● **PROBLEM**:
Make your reply a word-for-word repeat of the records.

● **INFORMATION PROVIDED**:
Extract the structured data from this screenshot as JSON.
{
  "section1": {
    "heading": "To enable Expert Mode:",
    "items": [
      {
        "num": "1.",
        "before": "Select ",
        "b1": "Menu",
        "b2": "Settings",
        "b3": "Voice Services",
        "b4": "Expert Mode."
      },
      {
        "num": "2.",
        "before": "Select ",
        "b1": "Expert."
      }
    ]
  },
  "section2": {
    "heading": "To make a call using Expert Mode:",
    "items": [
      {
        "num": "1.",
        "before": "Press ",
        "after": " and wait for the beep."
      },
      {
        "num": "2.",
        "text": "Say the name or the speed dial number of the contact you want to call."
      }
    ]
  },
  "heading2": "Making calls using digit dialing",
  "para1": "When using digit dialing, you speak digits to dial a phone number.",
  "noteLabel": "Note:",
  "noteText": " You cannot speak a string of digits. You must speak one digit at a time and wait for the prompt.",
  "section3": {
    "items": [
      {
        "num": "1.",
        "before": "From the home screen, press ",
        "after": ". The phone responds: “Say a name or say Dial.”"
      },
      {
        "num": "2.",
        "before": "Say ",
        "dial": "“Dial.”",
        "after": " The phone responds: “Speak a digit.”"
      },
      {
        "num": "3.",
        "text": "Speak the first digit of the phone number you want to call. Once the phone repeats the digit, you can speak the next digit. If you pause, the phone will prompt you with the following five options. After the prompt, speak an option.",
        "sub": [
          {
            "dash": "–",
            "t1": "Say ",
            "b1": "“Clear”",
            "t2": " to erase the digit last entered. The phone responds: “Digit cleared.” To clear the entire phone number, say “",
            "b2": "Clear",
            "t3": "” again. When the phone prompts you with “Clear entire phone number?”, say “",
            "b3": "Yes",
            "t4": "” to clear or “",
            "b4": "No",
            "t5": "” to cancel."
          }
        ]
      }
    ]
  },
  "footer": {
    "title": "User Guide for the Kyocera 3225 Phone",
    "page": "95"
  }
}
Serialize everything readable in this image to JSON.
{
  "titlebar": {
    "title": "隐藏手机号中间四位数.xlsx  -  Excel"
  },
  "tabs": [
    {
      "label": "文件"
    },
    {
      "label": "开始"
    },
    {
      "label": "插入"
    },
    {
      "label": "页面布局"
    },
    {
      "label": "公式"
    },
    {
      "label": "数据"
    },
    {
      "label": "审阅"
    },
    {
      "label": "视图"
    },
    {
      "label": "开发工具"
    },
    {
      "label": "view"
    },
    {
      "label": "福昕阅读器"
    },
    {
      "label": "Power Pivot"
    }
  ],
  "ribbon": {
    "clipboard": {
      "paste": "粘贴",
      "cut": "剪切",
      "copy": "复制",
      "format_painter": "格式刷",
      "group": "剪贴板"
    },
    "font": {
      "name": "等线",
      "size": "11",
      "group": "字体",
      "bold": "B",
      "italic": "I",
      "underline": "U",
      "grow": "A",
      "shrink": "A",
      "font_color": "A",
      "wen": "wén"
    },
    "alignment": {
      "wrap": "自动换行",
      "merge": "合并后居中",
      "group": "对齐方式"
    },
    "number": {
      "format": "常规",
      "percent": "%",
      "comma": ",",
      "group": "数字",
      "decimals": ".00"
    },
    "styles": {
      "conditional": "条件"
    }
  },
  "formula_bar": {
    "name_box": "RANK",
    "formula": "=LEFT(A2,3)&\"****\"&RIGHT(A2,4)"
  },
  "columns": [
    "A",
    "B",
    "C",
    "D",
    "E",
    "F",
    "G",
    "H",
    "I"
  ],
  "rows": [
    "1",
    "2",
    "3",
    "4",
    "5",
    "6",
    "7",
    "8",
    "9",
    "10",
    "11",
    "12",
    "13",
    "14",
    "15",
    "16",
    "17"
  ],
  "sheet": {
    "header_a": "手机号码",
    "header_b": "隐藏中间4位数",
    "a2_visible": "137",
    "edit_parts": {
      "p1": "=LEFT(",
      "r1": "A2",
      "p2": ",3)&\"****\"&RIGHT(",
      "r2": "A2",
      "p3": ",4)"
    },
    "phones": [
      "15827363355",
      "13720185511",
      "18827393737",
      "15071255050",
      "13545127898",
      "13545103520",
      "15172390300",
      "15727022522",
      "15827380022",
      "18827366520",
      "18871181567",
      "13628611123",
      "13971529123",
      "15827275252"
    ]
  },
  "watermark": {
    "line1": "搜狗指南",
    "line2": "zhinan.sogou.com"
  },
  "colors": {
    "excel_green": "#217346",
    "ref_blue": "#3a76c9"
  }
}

● **SOLUTION TO THIS EXERCISE**:
Extract the structured data from this screenshot as JSON.
{
  "section1": {
    "heading": "To enable Expert Mode:",
    "items": [
      {
        "num": "1.",
        "before": "Select ",
        "b1": "Menu",
        "b2": "Settings",
        "b3": "Voice Services",
        "b4": "Expert Mode."
      },
      {
        "num": "2.",
        "before": "Select ",
        "b1": "Expert."
      }
    ]
  },
  "section2": {
    "heading": "To make a call using Expert Mode:",
    "items": [
      {
        "num": "1.",
        "before": "Press ",
        "after": " and wait for the beep."
      },
      {
        "num": "2.",
        "text": "Say the name or the speed dial number of the contact you want to call."
      }
    ]
  },
  "heading2": "Making calls using digit dialing",
  "para1": "When using digit dialing, you speak digits to dial a phone number.",
  "noteLabel": "Note:",
  "noteText": " You cannot speak a string of digits. You must speak one digit at a time and wait for the prompt.",
  "section3": {
    "items": [
      {
        "num": "1.",
        "before": "From the home screen, press ",
        "after": ". The phone responds: “Say a name or say Dial.”"
      },
      {
        "num": "2.",
        "before": "Say ",
        "dial": "“Dial.”",
        "after": " The phone responds: “Speak a digit.”"
      },
      {
        "num": "3.",
        "text": "Speak the first digit of the phone number you want to call. Once the phone repeats the digit, you can speak the next digit. If you pause, the phone will prompt you with the following five options. After the prompt, speak an option.",
        "sub": [
          {
            "dash": "–",
            "t1": "Say ",
            "b1": "“Clear”",
            "t2": " to erase the digit last entered. The phone responds: “Digit cleared.” To clear the entire phone number, say “",
            "b2": "Clear",
            "t3": "” again. When the phone prompts you with “Clear entire phone number?”, say “",
            "b3": "Yes",
            "t4": "” to clear or “",
            "b4": "No",
            "t5": "” to cancel."
          }
        ]
      }
    ]
  },
  "footer": {
    "title": "User Guide for the Kyocera 3225 Phone",
    "page": "95"
  }
}
Serialize everything readable in this image to JSON.
{
  "titlebar": {
    "title": "隐藏手机号中间四位数.xlsx  -  Excel"
  },
  "tabs": [
    {
      "label": "文件"
    },
    {
      "label": "开始"
    },
    {
      "label": "插入"
    },
    {
      "label": "页面布局"
    },
    {
      "label": "公式"
    },
    {
      "label": "数据"
    },
    {
      "label": "审阅"
    },
    {
      "label": "视图"
    },
    {
      "label": "开发工具"
    },
    {
      "label": "view"
    },
    {
      "label": "福昕阅读器"
    },
    {
      "label": "Power Pivot"
    }
  ],
  "ribbon": {
    "clipboard": {
      "paste": "粘贴",
      "cut": "剪切",
      "copy": "复制",
      "format_painter": "格式刷",
      "group": "剪贴板"
    },
    "font": {
      "name": "等线",
      "size": "11",
      "group": "字体",
      "bold": "B",
      "italic": "I",
      "underline": "U",
      "grow": "A",
      "shrink": "A",
      "font_color": "A",
      "wen": "wén"
    },
    "alignment": {
      "wrap": "自动换行",
      "merge": "合并后居中",
      "group": "对齐方式"
    },
    "number": {
      "format": "常规",
      "percent": "%",
      "comma": ",",
      "group": "数字",
      "decimals": ".00"
    },
    "styles": {
      "conditional": "条件"
    }
  },
  "formula_bar": {
    "name_box": "RANK",
    "formula": "=LEFT(A2,3)&\"****\"&RIGHT(A2,4)"
  },
  "columns": [
    "A",
    "B",
    "C",
    "D",
    "E",
    "F",
    "G",
    "H",
    "I"
  ],
  "rows": [
    "1",
    "2",
    "3",
    "4",
    "5",
    "6",
    "7",
    "8",
    "9",
    "10",
    "11",
    "12",
    "13",
    "14",
    "15",
    "16",
    "17"
  ],
  "sheet": {
    "header_a": "手机号码",
    "header_b": "隐藏中间4位数",
    "a2_visible": "137",
    "edit_parts": {
      "p1": "=LEFT(",
      "r1": "A2",
      "p2": ",3)&\"****\"&RIGHT(",
      "r2": "A2",
      "p3": ",4)"
    },
    "phones": [
      "15827363355",
      "13720185511",
      "18827393737",
      "15071255050",
      "13545127898",
      "13545103520",
      "15172390300",
      "15727022522",
      "15827380022",
      "18827366520",
      "18871181567",
      "13628611123",
      "13971529123",
      "15827275252"
    ]
  },
  "watermark": {
    "line1": "搜狗指南",
    "line2": "zhinan.sogou.com"
  },
  "colors": {
    "excel_green": "#217346",
    "ref_blue": "#3a76c9"
  }
}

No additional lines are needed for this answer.